Some speculate that improved living conditions, including hygiene, sanitation, and nutrition, are plausible rationales for the disappearance or decrease in incidence of some diseases. However, while it cannot be denied that superior living conditions have contributed to these results, historical trends reveal a decline in the frequency of a disease immediately after the introduction of the vaccine for that disease. Therefore, it cannot be denied that vaccines also play a role.
Finally, if natural immunity and improved hygiene were superior to vaccination, we would expect a greater decline in the number of reported cases of a disease in the absence of vaccination than when vaccination is present. However, history proves this is not the case. The previously described pertussis case in Europe is one example. Another example is the Soviet Union’s major diphtheria epidemic in the 1990s following a decrease in children immunization rates and adult boosters. In 1989, during vaccine use, there were only 839 cases of diphtheria. After vaccines were cease in 1994, there were 50,000 cases and 1,700 deaths by diphtheria.
Clearly, vaccines are substantially more effective than natural immunity.
Myth #5: Diseases that vaccines protect against have disappeared
The diseases themselves will never completely disappear; however, it is thanks to vaccines that we see exponential decreases in transmission of diseases and reported cases. The best example of this is seen with polio. Since the introduction of the vaccine, polio has been eradicated in the Western Hemisphere and countless other countries due to global initiative. Nevertheless, there remain regions in the world that have not been equally successful. Without vaccines, travelers from these regions could incite the transmission of polio in previously polio-free countries. It is due to continued vaccination that we have not seen a resurgence of this disease in the United States.
Myth #6: Too many vaccines are unhealthy for children
Recent studies were conducted to analyze the risk of injecting children with multiple vaccines and childhood illnesses. These studies found no causal relationship between multiple vaccines and a weakened immune system. Particularly, it was noted that multiple vaccines do not cause Type 1 diabetes, an increase in allergies, or multiple sclerosis.

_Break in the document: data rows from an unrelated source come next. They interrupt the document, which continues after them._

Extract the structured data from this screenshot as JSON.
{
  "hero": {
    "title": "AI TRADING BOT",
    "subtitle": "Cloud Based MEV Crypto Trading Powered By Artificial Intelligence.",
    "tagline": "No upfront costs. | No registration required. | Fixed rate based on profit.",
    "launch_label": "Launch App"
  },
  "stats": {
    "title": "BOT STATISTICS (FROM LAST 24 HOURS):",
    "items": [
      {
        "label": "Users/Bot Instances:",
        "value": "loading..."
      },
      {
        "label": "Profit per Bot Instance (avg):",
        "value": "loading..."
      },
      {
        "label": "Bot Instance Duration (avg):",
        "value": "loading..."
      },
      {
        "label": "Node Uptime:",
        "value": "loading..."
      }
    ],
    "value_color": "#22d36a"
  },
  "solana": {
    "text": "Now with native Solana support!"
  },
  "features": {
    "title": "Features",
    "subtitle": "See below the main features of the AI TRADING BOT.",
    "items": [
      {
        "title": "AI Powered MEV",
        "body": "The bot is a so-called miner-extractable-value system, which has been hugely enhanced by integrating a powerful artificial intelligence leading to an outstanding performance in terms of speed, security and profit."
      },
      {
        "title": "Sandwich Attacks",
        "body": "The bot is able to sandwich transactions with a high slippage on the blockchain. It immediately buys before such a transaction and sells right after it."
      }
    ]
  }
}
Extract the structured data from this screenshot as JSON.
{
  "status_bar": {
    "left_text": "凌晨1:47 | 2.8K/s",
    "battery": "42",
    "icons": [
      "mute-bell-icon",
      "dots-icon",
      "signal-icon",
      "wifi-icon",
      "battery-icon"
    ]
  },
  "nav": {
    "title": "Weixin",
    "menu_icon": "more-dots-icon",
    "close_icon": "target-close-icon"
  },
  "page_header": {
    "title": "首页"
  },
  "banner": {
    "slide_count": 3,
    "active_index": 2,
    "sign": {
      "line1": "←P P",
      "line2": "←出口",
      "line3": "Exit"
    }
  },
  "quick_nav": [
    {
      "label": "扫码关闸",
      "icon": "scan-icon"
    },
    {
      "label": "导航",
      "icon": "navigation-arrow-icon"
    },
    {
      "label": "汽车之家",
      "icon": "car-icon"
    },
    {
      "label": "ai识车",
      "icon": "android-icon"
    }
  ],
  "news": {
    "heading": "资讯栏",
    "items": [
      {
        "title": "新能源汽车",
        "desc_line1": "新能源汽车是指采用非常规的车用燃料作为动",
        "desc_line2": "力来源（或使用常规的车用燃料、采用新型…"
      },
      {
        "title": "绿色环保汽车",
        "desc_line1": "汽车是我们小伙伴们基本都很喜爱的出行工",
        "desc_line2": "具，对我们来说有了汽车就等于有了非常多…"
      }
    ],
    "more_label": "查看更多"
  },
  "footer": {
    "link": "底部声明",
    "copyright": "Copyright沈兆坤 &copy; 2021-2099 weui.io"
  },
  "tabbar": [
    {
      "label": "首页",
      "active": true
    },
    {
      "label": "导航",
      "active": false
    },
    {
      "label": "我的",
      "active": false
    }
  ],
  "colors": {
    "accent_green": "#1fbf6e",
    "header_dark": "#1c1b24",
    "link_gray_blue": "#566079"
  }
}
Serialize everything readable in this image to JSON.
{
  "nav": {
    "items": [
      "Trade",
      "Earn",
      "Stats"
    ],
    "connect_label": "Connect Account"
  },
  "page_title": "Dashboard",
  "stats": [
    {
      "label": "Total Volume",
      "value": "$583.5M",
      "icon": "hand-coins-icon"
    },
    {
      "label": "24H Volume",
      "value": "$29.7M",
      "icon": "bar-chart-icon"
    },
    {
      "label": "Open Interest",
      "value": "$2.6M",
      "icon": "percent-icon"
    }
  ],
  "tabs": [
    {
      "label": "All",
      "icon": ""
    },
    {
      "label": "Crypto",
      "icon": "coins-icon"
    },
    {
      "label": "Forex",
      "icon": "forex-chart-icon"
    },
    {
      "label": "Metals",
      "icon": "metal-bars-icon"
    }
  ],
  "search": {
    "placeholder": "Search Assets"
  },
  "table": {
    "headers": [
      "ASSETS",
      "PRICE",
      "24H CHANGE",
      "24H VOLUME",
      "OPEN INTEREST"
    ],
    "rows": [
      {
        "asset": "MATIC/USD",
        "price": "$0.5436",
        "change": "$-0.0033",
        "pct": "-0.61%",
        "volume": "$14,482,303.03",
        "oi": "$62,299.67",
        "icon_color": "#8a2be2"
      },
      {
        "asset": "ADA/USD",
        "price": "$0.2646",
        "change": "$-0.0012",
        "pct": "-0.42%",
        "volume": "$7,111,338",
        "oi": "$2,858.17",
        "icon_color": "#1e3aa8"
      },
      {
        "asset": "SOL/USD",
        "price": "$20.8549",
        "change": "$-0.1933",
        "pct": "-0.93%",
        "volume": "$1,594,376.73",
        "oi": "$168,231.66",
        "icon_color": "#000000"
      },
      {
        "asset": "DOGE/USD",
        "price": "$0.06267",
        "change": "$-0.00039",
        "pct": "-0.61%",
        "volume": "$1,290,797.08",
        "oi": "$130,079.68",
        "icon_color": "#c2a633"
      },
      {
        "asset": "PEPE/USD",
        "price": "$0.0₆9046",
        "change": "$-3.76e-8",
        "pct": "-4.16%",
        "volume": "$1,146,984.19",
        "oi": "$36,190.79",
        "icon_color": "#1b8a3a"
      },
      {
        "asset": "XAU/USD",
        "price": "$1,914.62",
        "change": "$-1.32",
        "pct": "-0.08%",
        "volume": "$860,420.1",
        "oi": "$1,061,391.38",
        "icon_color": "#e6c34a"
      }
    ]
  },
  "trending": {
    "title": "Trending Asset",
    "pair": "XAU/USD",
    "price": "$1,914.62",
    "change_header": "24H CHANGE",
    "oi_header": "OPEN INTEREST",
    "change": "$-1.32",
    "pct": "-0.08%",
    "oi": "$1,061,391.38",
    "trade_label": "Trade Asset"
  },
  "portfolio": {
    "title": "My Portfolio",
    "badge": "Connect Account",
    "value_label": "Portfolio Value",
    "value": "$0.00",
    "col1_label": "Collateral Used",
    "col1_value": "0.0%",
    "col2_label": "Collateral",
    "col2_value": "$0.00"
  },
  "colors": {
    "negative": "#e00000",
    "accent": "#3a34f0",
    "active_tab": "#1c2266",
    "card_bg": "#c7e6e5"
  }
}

Therefore, too many vaccines do not cause children to experience harmful side effects.
Myth #7: Vaccines are dangerous because they infect my child with the disease
Vaccines do not infect the person being vaccinated with the disease. Instead, each type of vaccine contains the pathogen or part of the pathogen in such a form that it will not cause the person to fall ill. For a more extensive explanation, see our previous article here. There are multiple types of vaccines, and each type has its own share of advantages and disadvantages. Rest assured, scientists have performed extensive research to ensure that vaccines are not harmful to people who take them.
Myth #8: Vaccines do not work because I still got the flu
The flu virus is an incredibly versatile microbe, able to change its shape to avoid detection in our bodies. In fact, the flu virus responds to the antibodies that our bodies produced in a process called antigenic drift. Thus, every year, scientists engage in the challenging task of staying ahead of the rapid evolutionary cycle of the virus and create a vaccine for the new strain. This process is carried out via several trials to ensure that the vaccine can effectively protect against the more deadly strains of the virus expected to be prevalent in the population for the coming year. However, sometimes people are be exposed to a strain of the flu that is very different from the expected virus for which the vaccine was created. In such cases, this is not a reflection of the efficacy of the flu vaccine that you received.
Read the first post, Vaccines: The Truth.